**Your goal**
The result should be a full, exact repeat of the entries, free of pictures.

**Given data**
-------
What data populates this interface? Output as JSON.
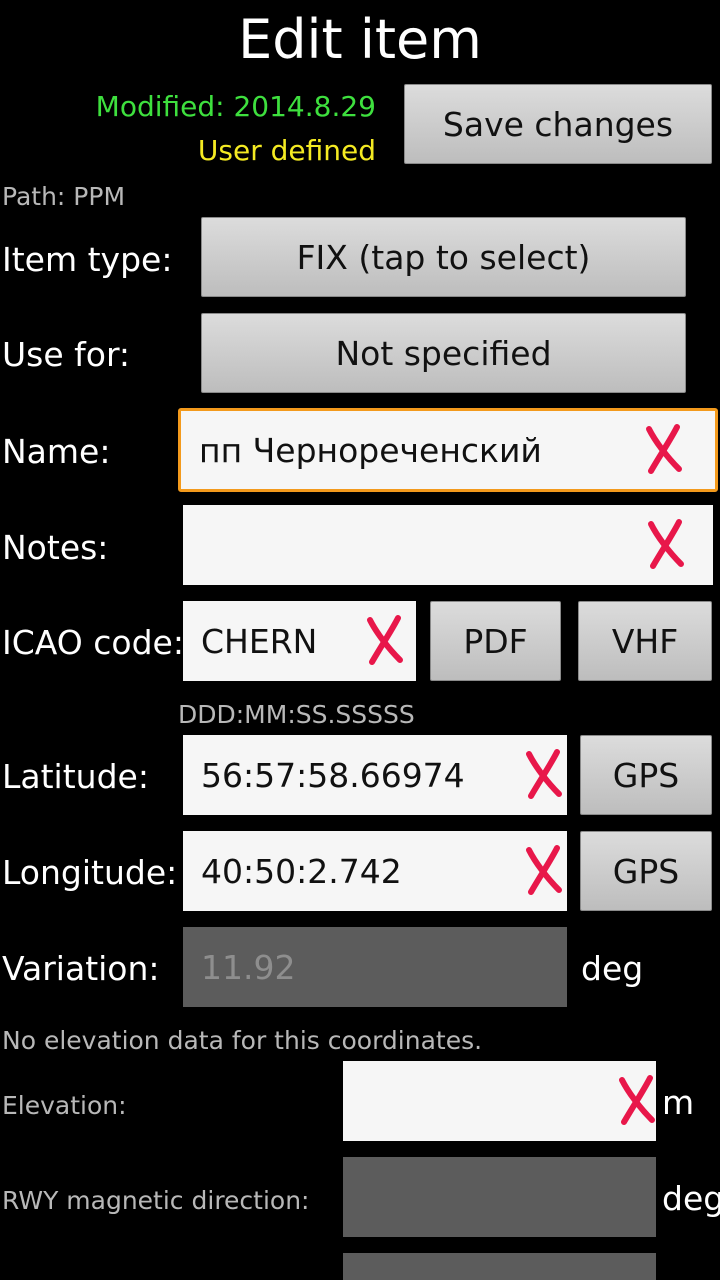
{
  "header": {
    "title": "Edit item",
    "modified": "Modified: 2014.8.29",
    "source": "User defined",
    "save_label": "Save changes"
  },
  "path": "Path: PPM",
  "item_type": {
    "label": "Item type:",
    "value": "FIX (tap to select)"
  },
  "use_for": {
    "label": "Use for:",
    "value": "Not specified"
  },
  "name": {
    "label": "Name:",
    "value": "пп Чернореченский"
  },
  "notes": {
    "label": "Notes:",
    "value": ""
  },
  "icao": {
    "label": "ICAO code:",
    "value": "CHERN",
    "pdf_label": "PDF",
    "vhf_label": "VHF"
  },
  "coord_format": "DDD:MM:SS.SSSSS",
  "latitude": {
    "label": "Latitude:",
    "value": "56:57:58.66974",
    "gps_label": "GPS"
  },
  "longitude": {
    "label": "Longitude:",
    "value": "40:50:2.742",
    "gps_label": "GPS"
  },
  "variation": {
    "label": "Variation:",
    "value": "11.92",
    "unit": "deg"
  },
  "elevation_note": "No elevation data for this coordinates.",
  "elevation": {
    "label": "Elevation:",
    "value": "",
    "unit": "m"
  },
  "rwy": {
    "label": "RWY magnetic direction:",
    "value": "",
    "unit": "deg"
  },
  "colors": {
    "modified": "#3ee03e",
    "source": "#f4ea22",
    "clear_x": "#e8174a",
    "focus_border": "#f39a1c"
  },
  "icons": {
    "clear": "clear-x-icon"
  }
}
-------
**Result of the exercise**
What data populates this interface? Output as JSON.
{
  "header": {
    "title": "Edit item",
    "modified": "Modified: 2014.8.29",
    "source": "User defined",
    "save_label": "Save changes"
  },
  "path": "Path: PPM",
  "item_type": {
    "label": "Item type:",
    "value": "FIX (tap to select)"
  },
  "use_for": {
    "label": "Use for:",
    "value": "Not specified"
  },
  "name": {
    "label": "Name:",
    "value": "пп Чернореченский"
  },
  "notes": {
    "label": "Notes:",
    "value": ""
  },
  "icao": {
    "label": "ICAO code:",
    "value": "CHERN",
    "pdf_label": "PDF",
    "vhf_label": "VHF"
  },
  "coord_format": "DDD:MM:SS.SSSSS",
  "latitude": {
    "label": "Latitude:",
    "value": "56:57:58.66974",
    "gps_label": "GPS"
  },
  "longitude": {
    "label": "Longitude:",
    "value": "40:50:2.742",
    "gps_label": "GPS"
  },
  "variation": {
    "label": "Variation:",
    "value": "11.92",
    "unit": "deg"
  },
  "elevation_note": "No elevation data for this coordinates.",
  "elevation": {
    "label": "Elevation:",
    "value": "",
    "unit": "m"
  },
  "rwy": {
    "label": "RWY magnetic direction:",
    "value": "",
    "unit": "deg"
  },
  "colors": {
    "modified": "#3ee03e",
    "source": "#f4ea22",
    "clear_x": "#e8174a",
    "focus_border": "#f39a1c"
  },
  "icons": {
    "clear": "clear-x-icon"
  }
}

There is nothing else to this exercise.